__PROBLEM STATEMENT__: Produce a verbatim copy of the following records, leaving out all pictures.

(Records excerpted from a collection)
BEGIN
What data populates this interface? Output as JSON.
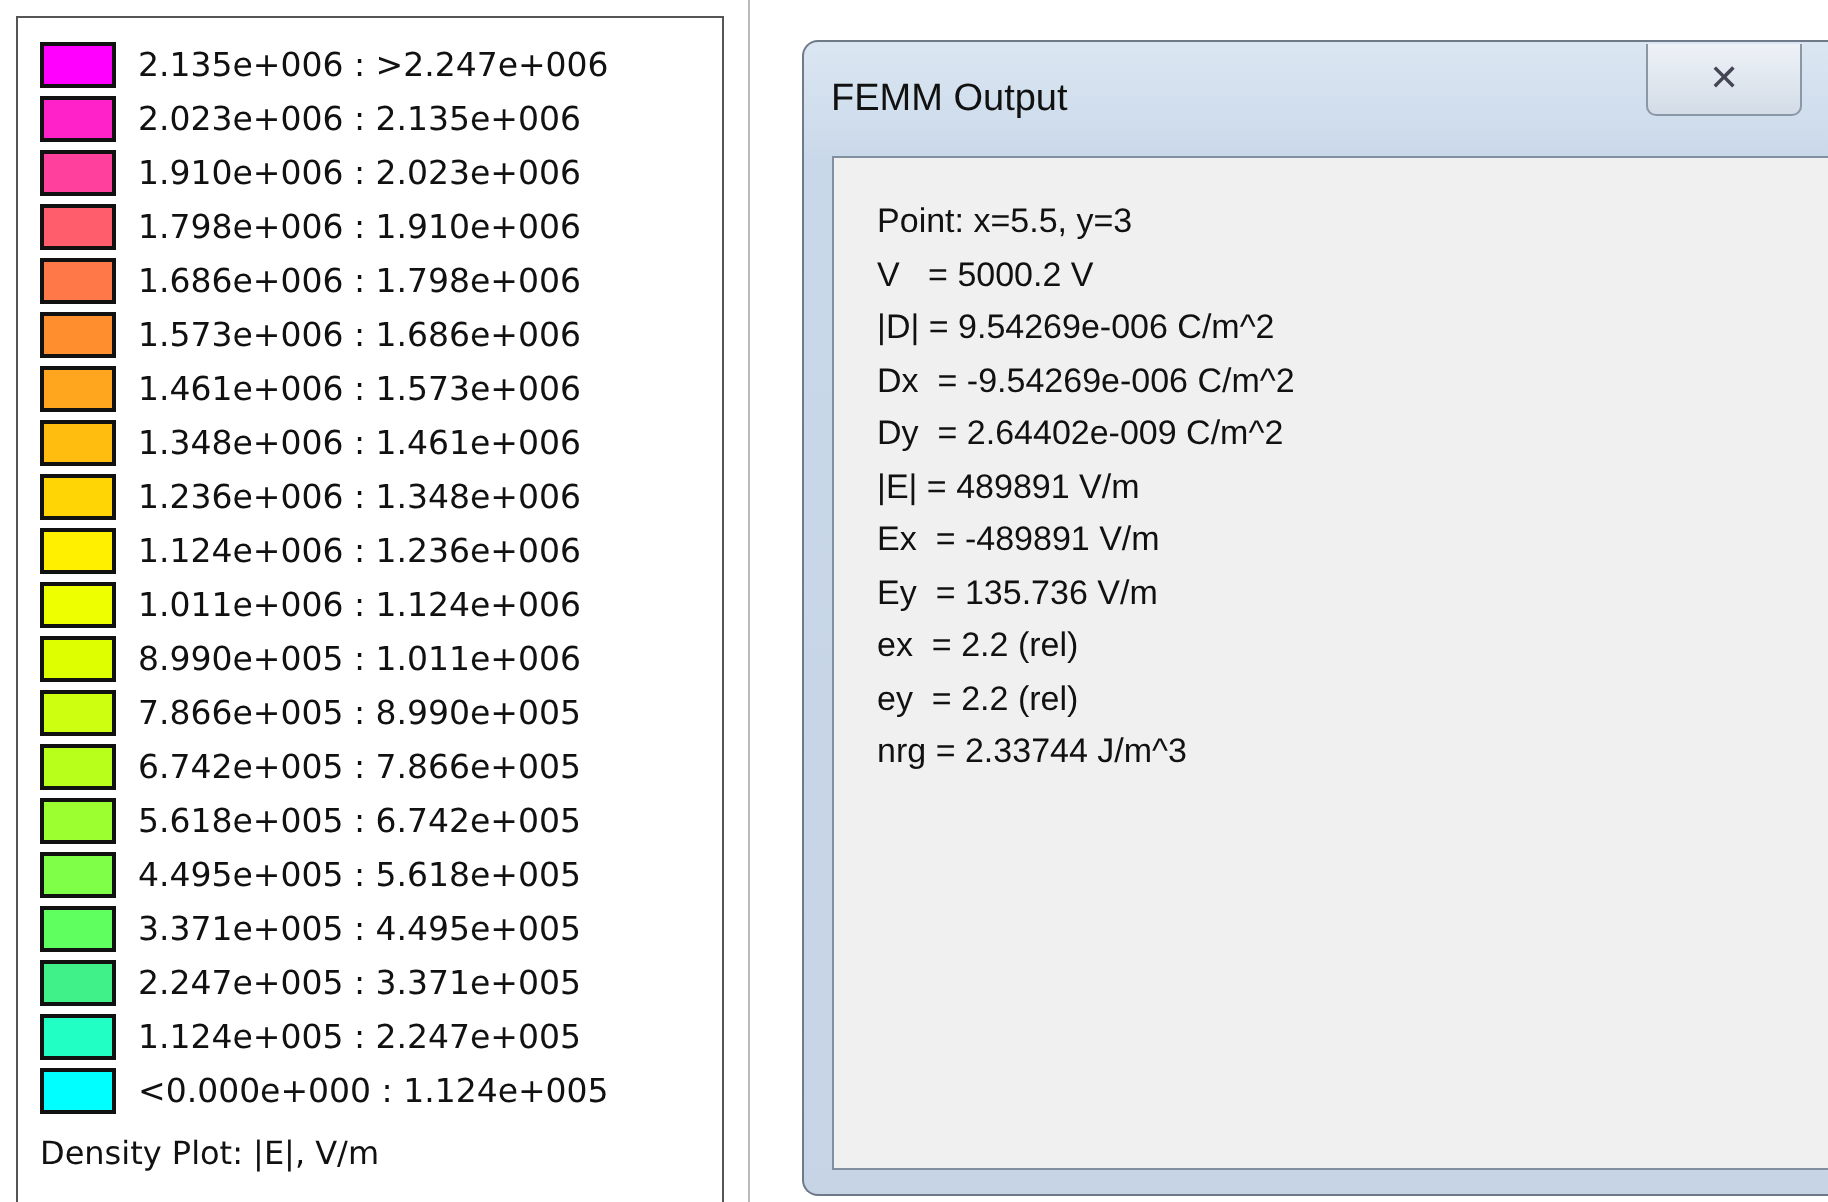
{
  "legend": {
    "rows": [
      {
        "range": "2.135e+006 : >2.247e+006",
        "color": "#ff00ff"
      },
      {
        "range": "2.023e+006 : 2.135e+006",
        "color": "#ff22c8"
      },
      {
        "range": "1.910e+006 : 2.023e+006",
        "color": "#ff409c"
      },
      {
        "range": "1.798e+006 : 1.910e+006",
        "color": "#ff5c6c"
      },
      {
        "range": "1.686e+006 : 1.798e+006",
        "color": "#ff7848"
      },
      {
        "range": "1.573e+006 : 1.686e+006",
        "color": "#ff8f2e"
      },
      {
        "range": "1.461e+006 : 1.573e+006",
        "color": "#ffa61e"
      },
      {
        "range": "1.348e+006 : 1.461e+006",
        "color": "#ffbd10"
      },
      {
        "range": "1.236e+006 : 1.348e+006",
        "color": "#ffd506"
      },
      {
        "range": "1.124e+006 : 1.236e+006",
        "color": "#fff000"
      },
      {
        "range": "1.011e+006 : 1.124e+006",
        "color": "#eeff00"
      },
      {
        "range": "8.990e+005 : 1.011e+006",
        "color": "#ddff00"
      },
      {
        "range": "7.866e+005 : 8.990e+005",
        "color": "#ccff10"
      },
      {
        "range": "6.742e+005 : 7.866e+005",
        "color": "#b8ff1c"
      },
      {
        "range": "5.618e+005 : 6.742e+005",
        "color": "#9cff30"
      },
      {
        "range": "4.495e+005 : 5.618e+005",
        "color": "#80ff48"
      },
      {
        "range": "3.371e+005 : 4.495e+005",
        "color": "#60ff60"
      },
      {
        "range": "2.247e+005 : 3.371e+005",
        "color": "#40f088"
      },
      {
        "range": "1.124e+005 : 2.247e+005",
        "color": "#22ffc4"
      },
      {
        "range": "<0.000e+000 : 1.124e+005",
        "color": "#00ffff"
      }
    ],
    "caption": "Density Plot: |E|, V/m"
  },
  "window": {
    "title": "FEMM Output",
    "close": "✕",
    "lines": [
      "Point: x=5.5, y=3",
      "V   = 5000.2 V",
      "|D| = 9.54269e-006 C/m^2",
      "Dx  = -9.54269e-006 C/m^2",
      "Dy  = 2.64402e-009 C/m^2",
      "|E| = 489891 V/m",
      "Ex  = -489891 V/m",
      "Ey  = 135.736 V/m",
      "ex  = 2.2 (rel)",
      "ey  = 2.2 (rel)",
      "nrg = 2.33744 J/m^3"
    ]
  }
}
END
__RESULT FOR THIS EXERCISE__:
What data populates this interface? Output as JSON.
{
  "legend": {
    "rows": [
      {
        "range": "2.135e+006 : >2.247e+006",
        "color": "#ff00ff"
      },
      {
        "range": "2.023e+006 : 2.135e+006",
        "color": "#ff22c8"
      },
      {
        "range": "1.910e+006 : 2.023e+006",
        "color": "#ff409c"
      },
      {
        "range": "1.798e+006 : 1.910e+006",
        "color": "#ff5c6c"
      },
      {
        "range": "1.686e+006 : 1.798e+006",
        "color": "#ff7848"
      },
      {
        "range": "1.573e+006 : 1.686e+006",
        "color": "#ff8f2e"
      },
      {
        "range": "1.461e+006 : 1.573e+006",
        "color": "#ffa61e"
      },
      {
        "range": "1.348e+006 : 1.461e+006",
        "color": "#ffbd10"
      },
      {
        "range": "1.236e+006 : 1.348e+006",
        "color": "#ffd506"
      },
      {
        "range": "1.124e+006 : 1.236e+006",
        "color": "#fff000"
      },
      {
        "range": "1.011e+006 : 1.124e+006",
        "color": "#eeff00"
      },
      {
        "range": "8.990e+005 : 1.011e+006",
        "color": "#ddff00"
      },
      {
        "range": "7.866e+005 : 8.990e+005",
        "color": "#ccff10"
      },
      {
        "range": "6.742e+005 : 7.866e+005",
        "color": "#b8ff1c"
      },
      {
        "range": "5.618e+005 : 6.742e+005",
        "color": "#9cff30"
      },
      {
        "range": "4.495e+005 : 5.618e+005",
        "color": "#80ff48"
      },
      {
        "range": "3.371e+005 : 4.495e+005",
        "color": "#60ff60"
      },
      {
        "range": "2.247e+005 : 3.371e+005",
        "color": "#40f088"
      },
      {
        "range": "1.124e+005 : 2.247e+005",
        "color": "#22ffc4"
      },
      {
        "range": "<0.000e+000 : 1.124e+005",
        "color": "#00ffff"
      }
    ],
    "caption": "Density Plot: |E|, V/m"
  },
  "window": {
    "title": "FEMM Output",
    "close": "✕",
    "lines": [
      "Point: x=5.5, y=3",
      "V   = 5000.2 V",
      "|D| = 9.54269e-006 C/m^2",
      "Dx  = -9.54269e-006 C/m^2",
      "Dy  = 2.64402e-009 C/m^2",
      "|E| = 489891 V/m",
      "Ex  = -489891 V/m",
      "Ey  = 135.736 V/m",
      "ex  = 2.2 (rel)",
      "ey  = 2.2 (rel)",
      "nrg = 2.33744 J/m^3"
    ]
  }
}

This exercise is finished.